Canada Post has extended its lockout notice until Monday in an attempt to reach an agreement in its long-running contract dispute with the Canadian Union of Postal Workers.
However, the union has refused to enter binding negotiations with Canada Post, as suggested by Labour Minister MaryAnn Mihychuk.
The union says it wants Canada Post to create an hourly wage for rural and suburban mail carriers, 70% of whom are women.
They currently earn on average almost 30% less than their mostly male counterparts in the larger urban unit, according to the union.
“We appreciate the offer to help [from the minister], but paying women equally for work of equal value is the law of the land,” said union president Mike Palecek in a release.
“It’s not something that can be awarded or withheld by an arbitrator.”
The union’s rejection comes after Canada Post said it would accept the minister’s proposal, and voluntarily submit to binding arbitration to try to reach an acceptable resolution.
“It has become clear that after seven months of negotiations, the parties remain far apart on key issues at the bargaining table,” reads a release issued by Canada Post.
“The uncertainty caused by the prolonged negotiations is having a severe impact on the business, our employees and our customers.”
Issuing the notice allows Canada Post to “take measures that are necessary to respond to the changing business reality,” it says.
Meanwhile, Palecek notes Canada Post fought a major pay equity claim for women for 28 years, and was ordered to pay a $250-million settlement in 2011.
It’s still looking for some of those women, some of whom have passed away, he said.
“Wouldn’t it be easier, not to mention cheaper, for them to just do the right thing now so rural and suburban carriers don’t have to wait?” said Palecek.
“Our members want to work and keep delivering good service to all Canadians.
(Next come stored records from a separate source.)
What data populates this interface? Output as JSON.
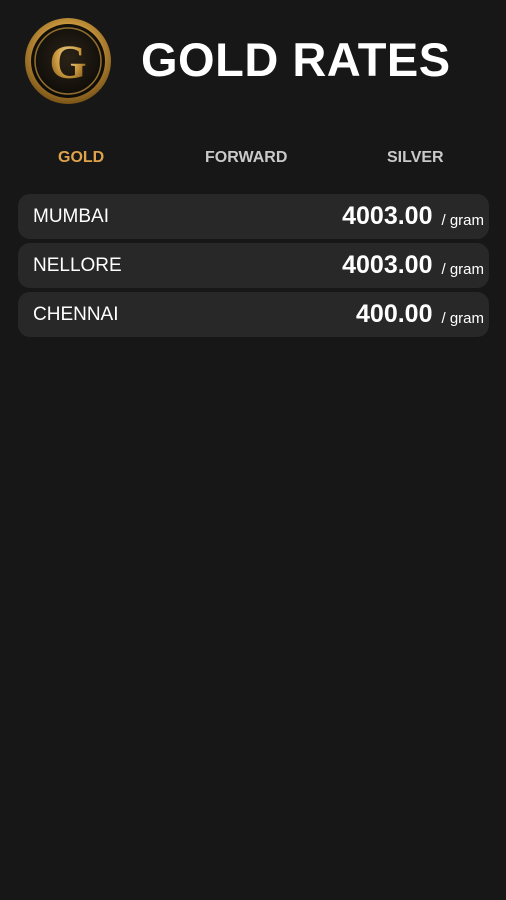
{
  "header": {
    "title": "GOLD RATES",
    "logo_icon": "gold-g-coin-icon",
    "logo_letter": "G"
  },
  "tabs": [
    {
      "label": "GOLD",
      "active": true
    },
    {
      "label": "FORWARD",
      "active": false
    },
    {
      "label": "SILVER",
      "active": false
    }
  ],
  "rates": [
    {
      "city": "MUMBAI",
      "price": "4003.00",
      "unit": "/ gram"
    },
    {
      "city": "NELLORE",
      "price": "4003.00",
      "unit": "/ gram"
    },
    {
      "city": "CHENNAI",
      "price": "400.00",
      "unit": "/ gram"
    }
  ],
  "colors": {
    "background": "#171717",
    "row_background": "#282828",
    "active_tab": "#e0a24a",
    "inactive_tab": "#c9c9c9",
    "text": "#ffffff",
    "gold_accent": "#c9a04a"
  }
}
We want to expand our valuable postal service and safeguard it for the public.”